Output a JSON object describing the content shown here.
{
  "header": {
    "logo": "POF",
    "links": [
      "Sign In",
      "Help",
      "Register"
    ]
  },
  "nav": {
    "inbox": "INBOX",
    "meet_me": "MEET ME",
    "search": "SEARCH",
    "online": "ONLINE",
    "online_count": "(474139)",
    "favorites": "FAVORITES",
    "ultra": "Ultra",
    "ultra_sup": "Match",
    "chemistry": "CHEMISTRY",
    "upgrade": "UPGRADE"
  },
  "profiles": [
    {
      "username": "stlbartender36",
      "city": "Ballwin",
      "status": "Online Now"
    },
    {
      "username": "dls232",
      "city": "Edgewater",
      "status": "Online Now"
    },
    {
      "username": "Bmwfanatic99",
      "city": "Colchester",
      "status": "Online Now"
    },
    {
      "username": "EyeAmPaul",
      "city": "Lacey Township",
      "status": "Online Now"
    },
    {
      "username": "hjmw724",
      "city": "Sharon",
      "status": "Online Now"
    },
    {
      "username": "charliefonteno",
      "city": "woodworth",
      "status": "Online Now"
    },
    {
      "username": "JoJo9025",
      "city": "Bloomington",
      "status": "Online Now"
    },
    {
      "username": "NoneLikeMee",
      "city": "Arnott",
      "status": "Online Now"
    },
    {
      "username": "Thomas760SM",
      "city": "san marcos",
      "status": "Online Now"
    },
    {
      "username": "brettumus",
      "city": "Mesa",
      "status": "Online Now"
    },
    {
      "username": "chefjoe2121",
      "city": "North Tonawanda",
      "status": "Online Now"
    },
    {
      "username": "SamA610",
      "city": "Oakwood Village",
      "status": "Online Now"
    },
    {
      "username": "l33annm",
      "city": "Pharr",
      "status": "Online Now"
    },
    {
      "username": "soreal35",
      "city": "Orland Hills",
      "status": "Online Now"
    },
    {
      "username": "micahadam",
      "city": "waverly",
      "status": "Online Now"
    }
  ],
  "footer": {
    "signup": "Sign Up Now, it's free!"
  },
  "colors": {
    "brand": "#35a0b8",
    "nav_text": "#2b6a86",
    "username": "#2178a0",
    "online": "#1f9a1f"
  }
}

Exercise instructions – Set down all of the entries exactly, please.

Solved exercise –
Output a JSON object describing the content shown here.
{
  "header": {
    "logo": "POF",
    "links": [
      "Sign In",
      "Help",
      "Register"
    ]
  },
  "nav": {
    "inbox": "INBOX",
    "meet_me": "MEET ME",
    "search": "SEARCH",
    "online": "ONLINE",
    "online_count": "(474139)",
    "favorites": "FAVORITES",
    "ultra": "Ultra",
    "ultra_sup": "Match",
    "chemistry": "CHEMISTRY",
    "upgrade": "UPGRADE"
  },
  "profiles": [
    {
      "username": "stlbartender36",
      "city": "Ballwin",
      "status": "Online Now"
    },
    {
      "username": "dls232",
      "city": "Edgewater",
      "status": "Online Now"
    },
    {
      "username": "Bmwfanatic99",
      "city": "Colchester",
      "status": "Online Now"
    },
    {
      "username": "EyeAmPaul",
      "city": "Lacey Township",
      "status": "Online Now"
    },
    {
      "username": "hjmw724",
      "city": "Sharon",
      "status": "Online Now"
    },
    {
      "username": "charliefonteno",
      "city": "woodworth",
      "status": "Online Now"
    },
    {
      "username": "JoJo9025",
      "city": "Bloomington",
      "status": "Online Now"
    },
    {
      "username": "NoneLikeMee",
      "city": "Arnott",
      "status": "Online Now"
    },
    {
      "username": "Thomas760SM",
      "city": "san marcos",
      "status": "Online Now"
    },
    {
      "username": "brettumus",
      "city": "Mesa",
      "status": "Online Now"
    },
    {
      "username": "chefjoe2121",
      "city": "North Tonawanda",
      "status": "Online Now"
    },
    {
      "username": "SamA610",
      "city": "Oakwood Village",
      "status": "Online Now"
    },
    {
      "username": "l33annm",
      "city": "Pharr",
      "status": "Online Now"
    },
    {
      "username": "soreal35",
      "city": "Orland Hills",
      "status": "Online Now"
    },
    {
      "username": "micahadam",
      "city": "waverly",
      "status": "Online Now"
    }
  ],
  "footer": {
    "signup": "Sign Up Now, it's free!"
  },
  "colors": {
    "brand": "#35a0b8",
    "nav_text": "#2b6a86",
    "username": "#2178a0",
    "online": "#1f9a1f"
  }
}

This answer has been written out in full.